Dan Loeb: "Herbalife’s Shares Are Worth $55-$68" Or Even "Well Above"

Tyler Durden's picture

Update: this is just getting better and better: flashing headlines that the SEC has opened an inquiry into Herbalife. Dow Jones adds that inquiry may not result in action. Stock slides on the news, however following speculation that the SEC may (or rather should) be investigating the various massive puts in HLF stock before the Ackman presentation in mid-December, it bounces. Total chaos, and all very exciting.

One guy (whose positive P&L in 2012 was primarily thanks to the gap lower in HLF in the last two weeks of 2012, since filled entirely and then some), says $0. Another guy, whose nearly $10 billion hedge fund was up 30% in 2012, says over $60. Whom do you trust? As far as we are concerned, the second Tilson goes long, we dump everything.

From Loeb's letter:

The pyramid scheme is a serious accusation that we have studied closely with our advisors. We do not believe it has merit. The short thesis rests on the notion that the FTC has been asleep at the switch, missed a massive fraud for over three decades, and will shortly awaken (at the behest of hedge fund short seller) to shut down the Company. We find this thesis to be preposterous, particularly since the FTC has been sensitive to frauds of this kind. Since 1997, the FTC has brought 13 separate cases against alleged pyramid schemes.

 

While the short seller’s presentation was lengthy, it presented no evidence to show that Herbalife has crossed a line that would compel regulators to shut it down. Indeed, there was very little “new” news in the presentation and when pressed in later interviews, even the short seller conceded that the FTC was not looking at Herbalife’s practices. In our experience, expert regulators like those at the FTC do not respond to sudden pressure from hedge fund whistleblowers by acceding blindly to their demands. Finally, even if there were some regulatory intervention that changed how the company does business, we are comforted by the fact that 80% of Herbalife’s revenues come from overseas.

 

If management were to deploy its existing $950 million buyback authorization in the $40-45 range (only taking leverage to approximately 1.5x), we estimate that run-rate EPS for 2013 could be $5.50-5.70 using the reduced share count. Applying a modest 10-12x earnings multiple suggests Herbalife’s shares are worth $55-$68, offering 40-70% upside from here and making the company a compelling long investment for Third Point. Given that the Company has historically traded more in the 12-14x range (and traded at 16-20x earnings through much of 2011 and early 2012), the opportunity for the Company to tell its side of the story tomorrow at its Analyst Day in New York, and the significant short interest, we believe shares could even trade well above our current price target.

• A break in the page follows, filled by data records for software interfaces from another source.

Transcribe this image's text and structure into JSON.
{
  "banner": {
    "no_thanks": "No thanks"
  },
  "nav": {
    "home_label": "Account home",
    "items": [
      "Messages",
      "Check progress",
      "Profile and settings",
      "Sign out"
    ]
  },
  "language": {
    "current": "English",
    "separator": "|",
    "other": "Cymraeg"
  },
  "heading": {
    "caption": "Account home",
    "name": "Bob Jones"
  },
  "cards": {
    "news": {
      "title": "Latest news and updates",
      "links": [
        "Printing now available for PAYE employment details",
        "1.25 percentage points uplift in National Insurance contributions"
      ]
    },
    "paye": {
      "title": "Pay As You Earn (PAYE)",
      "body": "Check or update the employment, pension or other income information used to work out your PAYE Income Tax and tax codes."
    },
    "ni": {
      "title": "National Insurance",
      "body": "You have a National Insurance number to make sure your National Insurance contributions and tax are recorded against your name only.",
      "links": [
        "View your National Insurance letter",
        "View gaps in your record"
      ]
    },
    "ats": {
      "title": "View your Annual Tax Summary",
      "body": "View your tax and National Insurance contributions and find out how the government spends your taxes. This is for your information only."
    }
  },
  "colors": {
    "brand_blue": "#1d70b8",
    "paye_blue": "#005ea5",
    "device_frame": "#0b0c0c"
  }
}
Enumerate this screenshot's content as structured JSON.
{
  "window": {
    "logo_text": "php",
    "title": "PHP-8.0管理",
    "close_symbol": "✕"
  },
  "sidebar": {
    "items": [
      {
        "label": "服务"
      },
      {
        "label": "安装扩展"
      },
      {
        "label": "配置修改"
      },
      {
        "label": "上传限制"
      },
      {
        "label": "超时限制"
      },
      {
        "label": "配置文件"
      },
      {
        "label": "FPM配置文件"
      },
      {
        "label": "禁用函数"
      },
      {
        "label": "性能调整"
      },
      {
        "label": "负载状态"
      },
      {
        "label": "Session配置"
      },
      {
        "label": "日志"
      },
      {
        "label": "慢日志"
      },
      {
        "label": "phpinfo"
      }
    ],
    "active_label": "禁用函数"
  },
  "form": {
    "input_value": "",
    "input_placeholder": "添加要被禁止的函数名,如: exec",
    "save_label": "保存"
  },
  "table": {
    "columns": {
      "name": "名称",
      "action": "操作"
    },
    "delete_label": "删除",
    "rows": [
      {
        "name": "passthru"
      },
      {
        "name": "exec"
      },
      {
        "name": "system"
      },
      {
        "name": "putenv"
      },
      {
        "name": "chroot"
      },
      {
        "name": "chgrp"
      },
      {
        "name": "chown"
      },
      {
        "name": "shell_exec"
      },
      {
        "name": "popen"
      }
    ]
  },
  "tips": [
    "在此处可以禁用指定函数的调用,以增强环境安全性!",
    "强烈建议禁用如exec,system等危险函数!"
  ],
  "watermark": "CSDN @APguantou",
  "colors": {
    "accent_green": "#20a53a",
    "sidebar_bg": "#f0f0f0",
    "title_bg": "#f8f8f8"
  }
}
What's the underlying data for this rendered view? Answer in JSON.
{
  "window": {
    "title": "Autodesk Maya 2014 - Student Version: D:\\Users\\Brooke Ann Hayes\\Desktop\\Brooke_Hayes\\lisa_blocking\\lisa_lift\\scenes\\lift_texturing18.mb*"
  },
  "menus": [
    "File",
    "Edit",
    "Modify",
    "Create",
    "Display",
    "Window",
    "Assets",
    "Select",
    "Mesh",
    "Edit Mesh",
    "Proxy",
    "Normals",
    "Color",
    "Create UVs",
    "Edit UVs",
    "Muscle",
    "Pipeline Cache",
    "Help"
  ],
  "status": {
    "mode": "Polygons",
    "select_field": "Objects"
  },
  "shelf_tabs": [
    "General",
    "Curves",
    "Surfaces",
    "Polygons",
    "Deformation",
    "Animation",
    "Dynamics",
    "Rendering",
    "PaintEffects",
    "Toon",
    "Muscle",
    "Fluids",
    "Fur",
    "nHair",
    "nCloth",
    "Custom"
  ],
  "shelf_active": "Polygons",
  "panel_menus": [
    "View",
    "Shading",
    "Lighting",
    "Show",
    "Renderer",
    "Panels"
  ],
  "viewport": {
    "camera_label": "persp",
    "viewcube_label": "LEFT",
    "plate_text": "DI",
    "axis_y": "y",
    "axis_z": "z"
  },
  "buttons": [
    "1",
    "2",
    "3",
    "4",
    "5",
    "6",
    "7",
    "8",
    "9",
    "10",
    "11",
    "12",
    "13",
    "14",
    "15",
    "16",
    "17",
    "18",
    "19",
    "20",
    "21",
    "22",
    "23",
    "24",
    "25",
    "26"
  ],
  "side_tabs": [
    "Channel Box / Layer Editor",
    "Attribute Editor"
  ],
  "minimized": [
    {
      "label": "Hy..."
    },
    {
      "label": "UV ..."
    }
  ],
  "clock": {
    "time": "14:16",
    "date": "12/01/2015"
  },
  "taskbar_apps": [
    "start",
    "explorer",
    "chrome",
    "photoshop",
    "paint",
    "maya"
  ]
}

So.... who is short and sweating profusely? These guys:

Fulll Loeb letter:

h/t MarketFolly